“Training reduces fat content and increases muscle mass. Therefore, it would have been interesting to measure lean body weight. Body weight and especially fat-free mass were associated with better indices of performances in Standarbreds, and fat-free mass was also associated with a higher VO2max.
“However, too low body weight or too low percentage of body fat is detrimental in human athletes.
“The optimal percentage of body fat has not yet been established for horses, although body fat was around 8% in well-performing athletic horses,” they noted, citing other research.
“As is the case for human athletes, the optimal percentage of body fat doubtless varies from one discipline to another.”
The authors said although growth certainly affected left-ventricular dimensions, the latter was also greatly affected by other factors. In particular, training was a strong stimulus for cardiac hypertrophy.
They said they had detected a weak but significant association between career kilometers and some of the left ventricle measurements.
The absence of a change in relative wall thickness in the heart indicated that the heart’s adaptation to exercise in the study population was more similar to that seen in Standardbreds than to that seen in Thoroughbreds, or elite Arabians.
“Further, this finding might also illustrate differences in training practices among different breeds.”

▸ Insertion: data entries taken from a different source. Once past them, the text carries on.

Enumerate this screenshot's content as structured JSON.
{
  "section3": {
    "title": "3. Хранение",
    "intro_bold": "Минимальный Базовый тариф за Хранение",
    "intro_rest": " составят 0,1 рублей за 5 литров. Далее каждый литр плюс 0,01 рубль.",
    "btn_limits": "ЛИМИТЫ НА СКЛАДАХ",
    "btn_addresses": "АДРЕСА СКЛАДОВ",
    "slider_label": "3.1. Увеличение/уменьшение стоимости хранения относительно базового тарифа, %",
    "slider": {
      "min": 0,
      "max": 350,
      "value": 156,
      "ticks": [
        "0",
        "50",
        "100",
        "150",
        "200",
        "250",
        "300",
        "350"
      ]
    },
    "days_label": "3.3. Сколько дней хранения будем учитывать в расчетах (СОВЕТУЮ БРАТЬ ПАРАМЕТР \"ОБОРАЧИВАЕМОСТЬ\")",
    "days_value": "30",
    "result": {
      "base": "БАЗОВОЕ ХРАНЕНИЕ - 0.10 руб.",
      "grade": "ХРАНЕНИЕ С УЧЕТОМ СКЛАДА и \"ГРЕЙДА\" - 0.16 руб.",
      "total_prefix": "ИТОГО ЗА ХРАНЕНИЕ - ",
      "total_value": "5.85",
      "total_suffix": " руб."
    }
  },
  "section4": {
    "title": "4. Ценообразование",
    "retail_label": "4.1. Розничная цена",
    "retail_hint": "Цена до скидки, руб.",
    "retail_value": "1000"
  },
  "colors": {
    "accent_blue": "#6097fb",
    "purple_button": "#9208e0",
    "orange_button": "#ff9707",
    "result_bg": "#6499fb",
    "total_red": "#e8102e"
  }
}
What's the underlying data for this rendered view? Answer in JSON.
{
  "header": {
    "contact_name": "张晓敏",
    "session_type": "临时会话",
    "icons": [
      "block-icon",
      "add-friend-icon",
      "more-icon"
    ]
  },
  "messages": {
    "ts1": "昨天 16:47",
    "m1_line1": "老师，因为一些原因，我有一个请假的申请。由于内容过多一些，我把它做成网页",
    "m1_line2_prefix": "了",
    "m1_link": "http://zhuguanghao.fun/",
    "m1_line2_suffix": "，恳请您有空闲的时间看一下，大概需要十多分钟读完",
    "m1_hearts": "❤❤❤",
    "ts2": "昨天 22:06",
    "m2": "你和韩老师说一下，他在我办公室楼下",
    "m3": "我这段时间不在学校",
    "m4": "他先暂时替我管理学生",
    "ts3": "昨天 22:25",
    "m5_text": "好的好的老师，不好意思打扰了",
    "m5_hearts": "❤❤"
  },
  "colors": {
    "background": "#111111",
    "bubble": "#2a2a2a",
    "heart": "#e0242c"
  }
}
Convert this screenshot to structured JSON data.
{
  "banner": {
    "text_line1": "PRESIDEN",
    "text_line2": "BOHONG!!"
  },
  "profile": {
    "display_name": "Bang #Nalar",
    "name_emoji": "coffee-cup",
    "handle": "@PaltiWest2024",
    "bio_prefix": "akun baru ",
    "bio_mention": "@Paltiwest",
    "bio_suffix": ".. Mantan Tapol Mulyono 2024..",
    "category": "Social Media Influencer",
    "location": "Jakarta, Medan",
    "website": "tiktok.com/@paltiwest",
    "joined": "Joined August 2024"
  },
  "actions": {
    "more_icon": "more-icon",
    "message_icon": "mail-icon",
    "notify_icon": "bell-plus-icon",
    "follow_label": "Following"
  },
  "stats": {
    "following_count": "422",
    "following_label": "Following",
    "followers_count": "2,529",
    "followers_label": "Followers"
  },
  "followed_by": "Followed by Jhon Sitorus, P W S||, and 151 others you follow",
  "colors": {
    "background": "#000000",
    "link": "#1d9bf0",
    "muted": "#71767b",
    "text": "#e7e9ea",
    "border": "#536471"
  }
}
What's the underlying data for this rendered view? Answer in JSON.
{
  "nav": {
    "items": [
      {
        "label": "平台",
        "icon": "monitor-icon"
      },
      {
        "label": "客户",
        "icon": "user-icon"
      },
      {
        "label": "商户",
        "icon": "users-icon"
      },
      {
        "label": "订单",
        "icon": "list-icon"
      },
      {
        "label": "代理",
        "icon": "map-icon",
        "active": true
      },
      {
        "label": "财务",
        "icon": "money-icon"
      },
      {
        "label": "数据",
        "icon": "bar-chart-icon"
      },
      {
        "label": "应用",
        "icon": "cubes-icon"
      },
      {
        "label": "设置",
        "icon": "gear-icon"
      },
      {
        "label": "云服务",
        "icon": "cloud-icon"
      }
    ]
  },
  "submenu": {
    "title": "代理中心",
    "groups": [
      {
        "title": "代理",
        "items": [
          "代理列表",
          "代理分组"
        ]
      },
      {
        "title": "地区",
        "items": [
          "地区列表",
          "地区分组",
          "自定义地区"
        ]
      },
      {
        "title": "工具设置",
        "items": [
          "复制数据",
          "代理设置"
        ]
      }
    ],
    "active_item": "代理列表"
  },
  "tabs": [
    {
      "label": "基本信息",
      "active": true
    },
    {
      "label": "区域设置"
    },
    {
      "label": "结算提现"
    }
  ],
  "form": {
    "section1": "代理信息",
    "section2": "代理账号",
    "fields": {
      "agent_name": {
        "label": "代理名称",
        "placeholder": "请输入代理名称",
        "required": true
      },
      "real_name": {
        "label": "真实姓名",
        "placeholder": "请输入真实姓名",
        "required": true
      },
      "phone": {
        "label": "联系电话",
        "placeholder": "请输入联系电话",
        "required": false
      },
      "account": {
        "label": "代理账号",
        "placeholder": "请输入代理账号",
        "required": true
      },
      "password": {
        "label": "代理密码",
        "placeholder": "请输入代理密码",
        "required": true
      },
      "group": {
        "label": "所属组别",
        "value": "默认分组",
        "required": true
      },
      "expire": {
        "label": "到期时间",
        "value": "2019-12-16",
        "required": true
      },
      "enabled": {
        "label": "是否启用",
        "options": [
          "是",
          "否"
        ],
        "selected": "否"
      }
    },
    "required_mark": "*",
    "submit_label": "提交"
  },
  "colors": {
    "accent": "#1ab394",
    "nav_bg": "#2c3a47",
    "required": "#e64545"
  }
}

They said they did not find any association between left atrial dimensions and career kilometres.
“This is in contrast to studies in human athletes that showed greater left atrial dimensions in presence of an Athlete’s heart. However, the endurance training in our study population was probably not intensive enough to induce changes in left atrial dimensions.”
In contrast to other studies, gender did not appear to influence left venticular dimensions in the study population.
“One explanation could be that the intensity of the aerobic training in endurance horses at this age is not high enough to bring out the full potential for hypertrophy in intact males.
“Another explanation might be related to the custom of French endurance trainers/owners to breed females at the age of five years. Gestation may have induced changes in heart dimensions (as seen in humans and dogs), although these changes are usually reversible.”
In their conclusion, they said the main changes in cardiac dimensions were observed between age groups and were probably due to on-going growth, even though the initiation of endurance training may also have had some effect.
“In particular, left ventricular measurements were related (albeit weakly) to performance parameters, which might reflect the adaption to the initiation of aerobic training.
“Gender differences were not apparent in our young population, although there were significant differences between breeds.
“Despite being the smallest horses, purebred Arabians did not have the smallest hearts. Small body size might be an advantage in endurance competitions. However, other factors, such as the heart’s dimensions relative to the body dimension, or the capacity of a rapid heart-rate recovery after the race, appear to be important and should be studied in the future.”
The researchers said further studies were needed, in particular to validate specific performance indicators for endurance horses.
Relationships between body dimensions, body weight, age, gender, breed and echocardiographic dimensions in young endurance horses
D. S. Trachsel, A. Giraudet, D. Maso, G. Hervé, D. D. Hauri, E. Barrey and C. Robert.
BMC Veterinary Research 2016 12:226 DOI: 10.1186/s12917-016-0846-x